Solving a relational query: part 3

This chart represents several constituent comp...
Image via Wikipedia

This is starting to depress me, now, because I thought I was full on top of all this material until I tried this question.

So, going back to the database specified in part 1 – I now need to find the relational algebra (not the SQL, I have done that) for: “find the name and email of any user who has made multiple bids for a lot including a bid exceeding £100″.

Various ideas have crossed my mind and some bits are easy eg USER \Join \sigma _{AMOUNT > 100} \rho (BIDDER\_ID -> USER\_ID,\ BID) gets a relation from which we coul;d extract users who bid more than £100 for anything, but how can I get it all to string together.

I think the SQL that works is:

SELECT DISTINCT U.NAME, U.EMAIL
FROM USER U, BID B, LOT L
WHERE U.USER_ID = B.BIDDER_ID AND
B.AMOUNT > 100 AND B.LOT_ID = L.LOT_ID
AND L.LOT_ID IN (
SELECT COUNT(*) > 1 FROM
LOT, BID WHERE
LOT.LOT_ID = L.LOT_ID AND BID.LOT_ID = LOT.LOT_ID
AND BID.BIDDER_ID = U.USER_ID)

About these ads

5 thoughts on “Solving a relational query: part 3”

  1. Methinks the “> 1″ part of the inner query should be in a WHERE clause and not a SELECT field.

    My SQL is rusty, but I believe grouping is your friend here.

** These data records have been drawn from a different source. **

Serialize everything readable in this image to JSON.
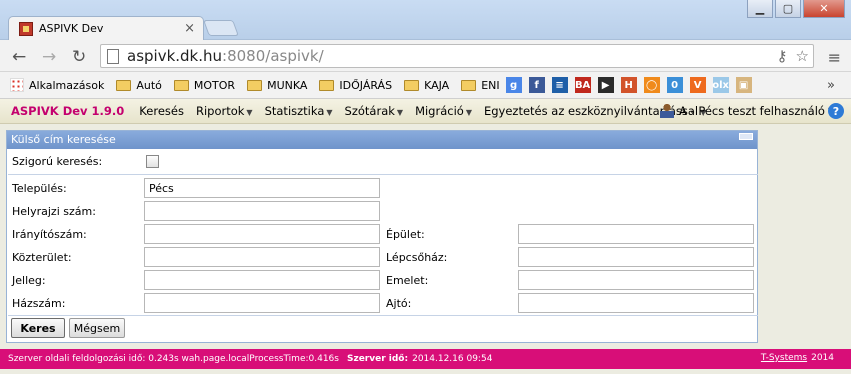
{
  "browser": {
    "tab_title": "ASPIVK Dev",
    "url_host": "aspivk.dk.hu",
    "url_rest": ":8080/aspivk/",
    "bookmarks": {
      "apps_label": "Alkalmazások",
      "folders": [
        "Autó",
        "MOTOR",
        "MUNKA",
        "IDŐJÁRÁS",
        "KAJA",
        "ENI"
      ],
      "site_icons": [
        {
          "name": "google-icon",
          "glyph": "g",
          "color": "#4a86e8"
        },
        {
          "name": "facebook-icon",
          "glyph": "f",
          "color": "#3b5998"
        },
        {
          "name": "site-icon-blue",
          "glyph": "≡",
          "color": "#1f5fa8"
        },
        {
          "name": "ba-icon",
          "glyph": "BA",
          "color": "#c0281d"
        },
        {
          "name": "play-icon",
          "glyph": "▶",
          "color": "#2b2b2b"
        },
        {
          "name": "h-icon",
          "glyph": "H",
          "color": "#d2532b"
        },
        {
          "name": "ring-icon",
          "glyph": "◯",
          "color": "#f08a1b"
        },
        {
          "name": "zero-icon",
          "glyph": "0",
          "color": "#3b8fd8"
        },
        {
          "name": "v-icon",
          "glyph": "V",
          "color": "#ee6a1e"
        },
        {
          "name": "olx-icon",
          "glyph": "olx",
          "color": "#9bc8e8"
        },
        {
          "name": "box-icon",
          "glyph": "▣",
          "color": "#d7b57e"
        }
      ]
    }
  },
  "app": {
    "brand": "ASPIVK Dev 1.9.0",
    "menu": [
      "Keresés",
      "Riportok",
      "Statisztika",
      "Szótárak",
      "Migráció",
      "Egyeztetés az eszköznyilvántartással"
    ],
    "menu_has_arrow": [
      false,
      true,
      true,
      true,
      true,
      true
    ],
    "user": "A - Pécs teszt felhasználó",
    "help": "?"
  },
  "panel": {
    "title": "Külső cím keresése",
    "strict_label": "Szigorú keresés:",
    "fields": {
      "telepules": {
        "label": "Település:",
        "value": "Pécs"
      },
      "helyrajzi": {
        "label": "Helyrajzi szám:",
        "value": ""
      },
      "iranyitoszam": {
        "label": "Irányítószám:",
        "value": ""
      },
      "kozterulet": {
        "label": "Közterület:",
        "value": ""
      },
      "jelleg": {
        "label": "Jelleg:",
        "value": ""
      },
      "hazszam": {
        "label": "Házszám:",
        "value": ""
      },
      "epulet": {
        "label": "Épület:",
        "value": ""
      },
      "lepcsohaz": {
        "label": "Lépcsőház:",
        "value": ""
      },
      "emelet": {
        "label": "Emelet:",
        "value": ""
      },
      "ajto": {
        "label": "Ajtó:",
        "value": ""
      }
    },
    "search_button": "Keres",
    "cancel_button": "Mégsem"
  },
  "status": {
    "processing": "Szerver oldali feldolgozási idő: 0.243s wah.page.localProcessTime:0.416s",
    "server_time_label": "Szerver idő:",
    "server_time": "2014.12.16 09:54",
    "company": "T-Systems",
    "year": "2014"
  }
}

I think you can select BIDDER_ID, COUNT(BID_ID) and MAX(AMOUNT) in a single SELECT of the appropriate join, with GROUP BY BIDDER_ID and maybe put the count > 1 and max > 100 in the WHERE clause of that query. Then you need to connect the BIDDER_ID field of that query to the other stuff.

Comments are closed.